But of course, Benner was quick to point out that there is a difference between habitability (i.e. where can life live) and origins (where might life have originated). The presence organic molecules alone is not enough when it comes to the mystery of life’s creation, and when it comes to making the great leap between having the necessarily elements and the existence of living organisms, scientists remain hung up on two paradoxes.

These are known as the tar paradox and the water paradox, respectively. The former paradox addresses how life as we know it comes down to the presence of organic molecules, which are produced by the chemistry of carbon and its compounds. However, the presence of these compounds does not ensure the creation of life, and laboratory experiments to combine and heat them has only ever produced tar.

mars_lifeAs he puts it, the origin of life involves “deserts” and oxidized forms of the elements Boron (B) and Molybdenum (Mo) – namely borate and molybdate. Essentially, these elements are the difference between the formation of tar and RNA, the very building block of life:

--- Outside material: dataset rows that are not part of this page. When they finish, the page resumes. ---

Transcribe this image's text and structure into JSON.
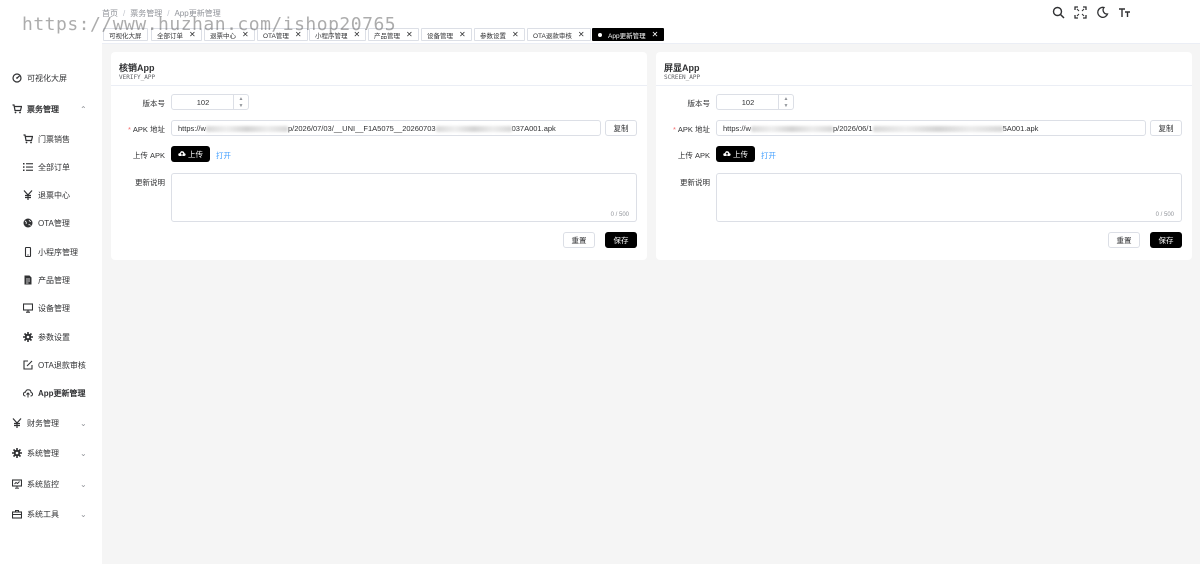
{
  "watermark": "https://www.huzhan.com/ishop20765",
  "breadcrumb": [
    "首页",
    "票务管理",
    "App更新管理"
  ],
  "header_icons": [
    "search-icon",
    "fullscreen-icon",
    "dark-mode-icon",
    "font-size-icon"
  ],
  "sidebar": {
    "items": [
      {
        "label": "可视化大屏",
        "icon": "dashboard-icon"
      },
      {
        "label": "票务管理",
        "icon": "cart-icon",
        "chevron": "⌃"
      },
      {
        "label": "门票销售",
        "icon": "cart-icon"
      },
      {
        "label": "全部订单",
        "icon": "list-icon"
      },
      {
        "label": "退票中心",
        "icon": "yen-icon"
      },
      {
        "label": "OTA管理",
        "icon": "globe-icon"
      },
      {
        "label": "小程序管理",
        "icon": "mobile-icon"
      },
      {
        "label": "产品管理",
        "icon": "document-icon"
      },
      {
        "label": "设备管理",
        "icon": "monitor-icon"
      },
      {
        "label": "参数设置",
        "icon": "gear-icon"
      },
      {
        "label": "OTA退款审核",
        "icon": "edit-icon"
      },
      {
        "label": "App更新管理",
        "icon": "cloud-upload-icon"
      },
      {
        "label": "财务管理",
        "icon": "yen-icon",
        "chevron": "⌄"
      },
      {
        "label": "系统管理",
        "icon": "gear-icon",
        "chevron": "⌄"
      },
      {
        "label": "系统监控",
        "icon": "monitor-icon",
        "chevron": "⌄"
      },
      {
        "label": "系统工具",
        "icon": "toolbox-icon",
        "chevron": "⌄"
      }
    ]
  },
  "tabs": [
    {
      "label": "可视化大屏",
      "close": ""
    },
    {
      "label": "全部订单",
      "close": "✕"
    },
    {
      "label": "退票中心",
      "close": "✕"
    },
    {
      "label": "OTA管理",
      "close": "✕"
    },
    {
      "label": "小程序管理",
      "close": "✕"
    },
    {
      "label": "产品管理",
      "close": "✕"
    },
    {
      "label": "设备管理",
      "close": "✕"
    },
    {
      "label": "参数设置",
      "close": "✕"
    },
    {
      "label": "OTA退款审核",
      "close": "✕"
    },
    {
      "label": "App更新管理",
      "close": "✕"
    }
  ],
  "cards": [
    {
      "title": "核销App",
      "code": "VERIFY_APP",
      "version_label": "版本号",
      "version": "102",
      "apk_label": "APK 地址",
      "required_mark": "*",
      "apk_url_start": "https://w",
      "apk_url_mid": "p/2026/07/03/__UNI__F1A5075__20260703",
      "apk_url_end": "037A001.apk",
      "copy_label": "复制",
      "upload_label": "上传 APK",
      "upload_btn": "上传",
      "open_link": "打开",
      "notes_label": "更新说明",
      "notes_count": "0 / 500",
      "reset_label": "重置",
      "save_label": "保存"
    },
    {
      "title": "屏显App",
      "code": "SCREEN_APP",
      "version_label": "版本号",
      "version": "102",
      "apk_label": "APK 地址",
      "required_mark": "*",
      "apk_url_start": "https://w",
      "apk_url_mid": "p/2026/06/1",
      "apk_url_end": "5A001.apk",
      "copy_label": "复制",
      "upload_label": "上传 APK",
      "upload_btn": "上传",
      "open_link": "打开",
      "notes_label": "更新说明",
      "notes_count": "0 / 500",
      "reset_label": "重置",
      "save_label": "保存"
    }
  ]
}
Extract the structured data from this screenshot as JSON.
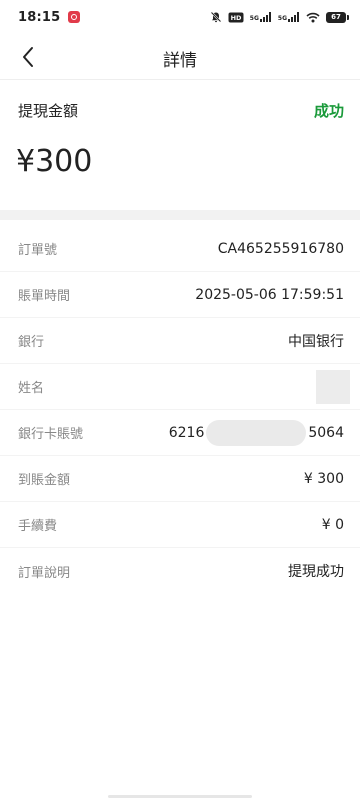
{
  "status_bar": {
    "time": "18:15",
    "network_1": "5G",
    "network_2": "5G",
    "battery": "67"
  },
  "header": {
    "title": "詳情",
    "back_icon": "chevron-left-icon"
  },
  "summary": {
    "label": "提現金額",
    "status": "成功",
    "status_color": "#1a9a3a",
    "amount": "¥300"
  },
  "details": [
    {
      "label": "訂單號",
      "value": "CA465255916780"
    },
    {
      "label": "賬單時間",
      "value": "2025-05-06 17:59:51"
    },
    {
      "label": "銀行",
      "value": "中国银行"
    },
    {
      "label": "姓名",
      "value": ""
    },
    {
      "label": "銀行卡賬號",
      "value_prefix": "6216",
      "value_suffix": "5064"
    },
    {
      "label": "到賬金額",
      "value": "¥ 300"
    },
    {
      "label": "手續費",
      "value": "¥ 0"
    },
    {
      "label": "訂單說明",
      "value": "提現成功"
    }
  ]
}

Certain elements seem able to control the propensity of organic materials to turn into tar, particularly boron and molybdenum, so we believe that minerals containing both were fundamental to life first starting. Analysis of a Martian meteorite recently showed that there was boron on Mars; we now believe that the oxidized form of molybdenum was there too.

The second paradox relates to water, which is believed to be intrinsic for life to flourish, but can be also hazardous to its formation. According to modern research, RNA forms prebiotically, requiring mineral species like borate to capture organic elements before they devolve into tar and molybdate to arrange the material to give it ribose – organic sugars, also intrinsic to life.

Mars-snow-header-640x353This can only occur in deserts, he claims, because water is detrimental to RNA and inhibits the formation of borates and molybdates. And from a geological standpoint, there was simply too much water covering the early Earth’s surface to allow for this creation process to take place:

[W]ater is corrosive to RNA, which scientists believe was the first genetic molecule to appear. Although there was water on Mars, it covered much smaller areas than on early Earth. Various geologists will not let us have these [borates and molybdates] on early Earth, but they will let us have them on Mars. So IF you believe what the geologists are telling you about the structure of early Earth, AND you think that you need our chemistry to get RNA, AND IF you think that life began with RNA, THEN you place life’s origins on Mars,

All of this has served to throw the previously-held theory – that life came to Earth through water, minerals and organics being transported by comets – into disarray. Based on this new theory, comets are a bad candidate for organic life since they lack the hot, dry conditions for borate and molybdate formation.

Living-Mars.2If the new theory is to be believed, Mars boasted the proper conditions to create the elements for life, while Earth possessed the water to help it flourish. If such a partnership is needed for the creation of organic life, then scientists will need to reevaluate the likelihood of finding it elsewhere in the universe. Between the existence of water and hot dry environments, life would seem to require more specialized conditions than previously though.

But of course, the debate on whether Earthlings are really Martians will continue as scientific research progresses and definitive proof is discovered and accepted by the majority of the scientific community. In the meantime, Curiosity is expected to rendezvous with Mount Sharp sometime next spring or summer, where it will determine if organic molecules and elements like Boron and Molybdenum exist there.

And on Nov. 18th, NASA will launch its next mission to Mars – the MAVEN orbiter – which will begin studying the upper Martian atmosphere for the first time, determining its previous composition, and where all the water went and when was it lost. So we can expect plenty more news to come to us from our neighboring Red Planet. Wait and see!

Source: universetoday.com